MB: What's your take on media M&A activity in the first half of the year?
O'Connor: For the first half of the year we really hit the plateau in the private equity buyout boom, and the market has cooled substantially due to the challenges in credit markets. Private equity firms, which have been driving the buyout boom, have had trouble borrowing X amount of leverage to do their deals. So a lot of deals have been potentially put on hold, or they're potentially renegotiating price or putting in more equity to the business. The opposite side of that is that sellers have to get more comfortable with potentially lower multiples.
MB: What are projections for the second half of the year?

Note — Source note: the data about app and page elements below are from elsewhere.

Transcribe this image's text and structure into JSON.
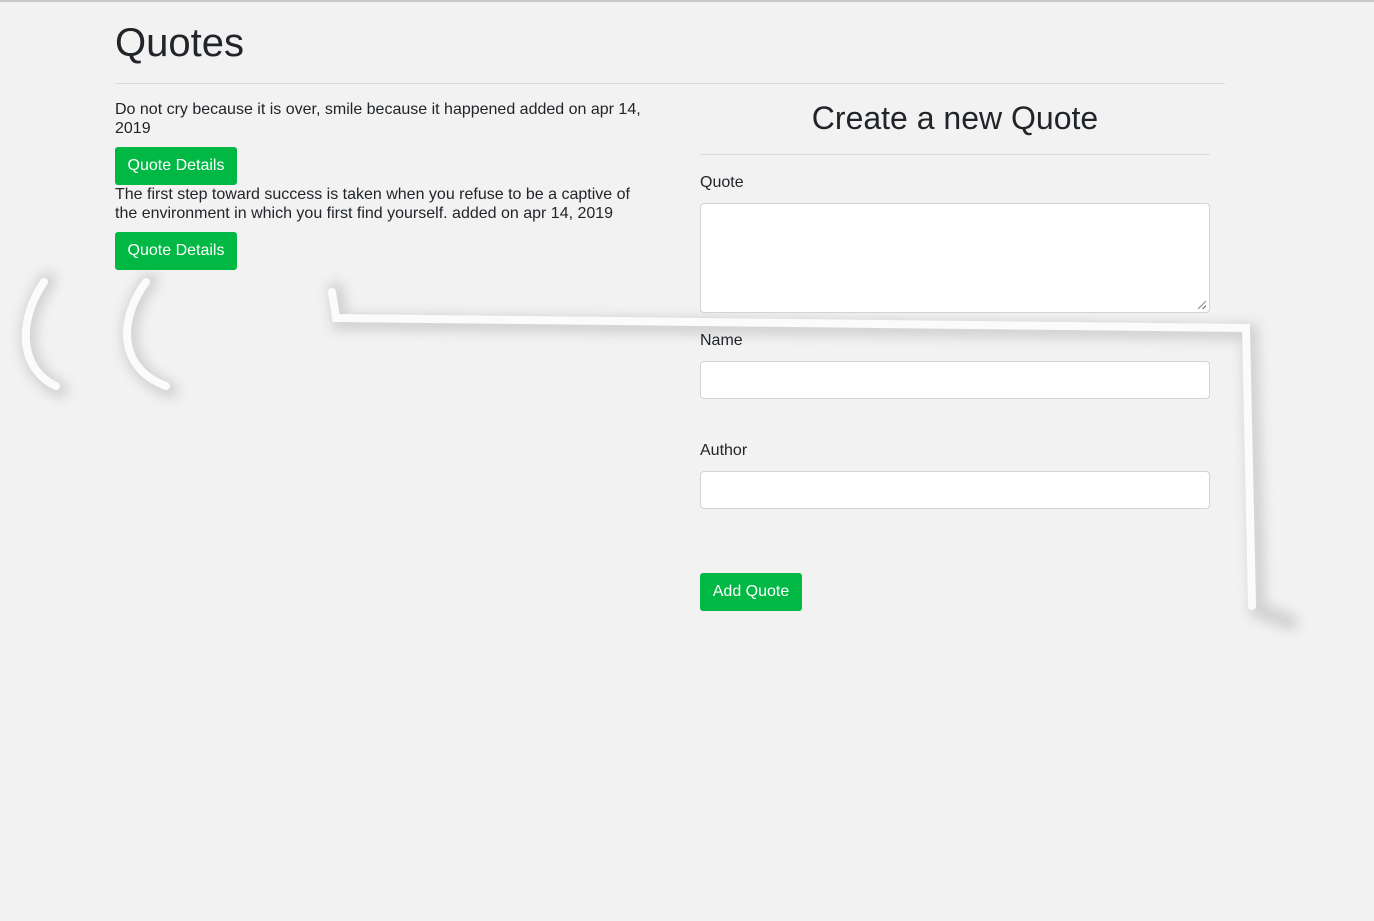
{
  "header": {
    "title": "Quotes"
  },
  "quotes": [
    {
      "text": "Do not cry because it is over, smile because it happened added on apr 14, 2019",
      "button_label": "Quote Details"
    },
    {
      "text": "The first step toward success is taken when you refuse to be a captive of the environment in which you first find yourself. added on apr 14, 2019",
      "button_label": "Quote Details"
    }
  ],
  "form": {
    "title": "Create a new Quote",
    "quote_label": "Quote",
    "quote_value": "",
    "name_label": "Name",
    "name_value": "",
    "author_label": "Author",
    "author_value": "",
    "submit_label": "Add Quote"
  },
  "colors": {
    "accent": "#00b843",
    "background": "#f2f2f2",
    "text": "#212529"
  },
  "icons": {
    "background": "quote-mark-icon"
  }
}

O'Connor: There are a lot of deals in the pipeline [and] you'll continue to see deals getting done. They may take longer to get done and there may be more negotiation, but there's a huge amount of money to be spent by private equity. But I also think strategic companies may have an advantage because they have cash on the balance sheet. They don't need to borrow; they just write a check.
MB: What's your advice for b-to-b media companies that want to put themselves up for sale in the current climate? Ditto for companies that want to buy?
O'Connor: Sellers want to be cognizant of the changing credit market environment and what it's doing to valuations. They also need to quiz potential buyers on how confident they are on getting the leverage for the offer. For buyers who have been on the sidelines and want to get back in the game, valuations may come down from their historical highs but are still very good prices. If buyers don't overleverage and are prepared to put a lot of equity into the business, that's music to a seller's ears.
MB: Will private equity players continue to dominate the media M&A field?
O'Connor: For b-to-b media, you can't get away from private equity. But I think you're going to see semistrategic buyers—strategic executives backed by private dollars—do more tuck-in deals. A lot depends on the life cycle of private equity funds. If they're four or five years in, they're probably looking to get a liquidity event in the near term.
MB: Will online properties continue to get strong multiples or might they start to come down as the Web continues to penetrate business markets?
O'Connor: Online properties will continue to get very high multiples due to scalability and growth potential, which can eventually turn into cash flow. A lot of these properties are very early in their life cycles and have huge potential going forward. Online properties have better reach and better margins than other media.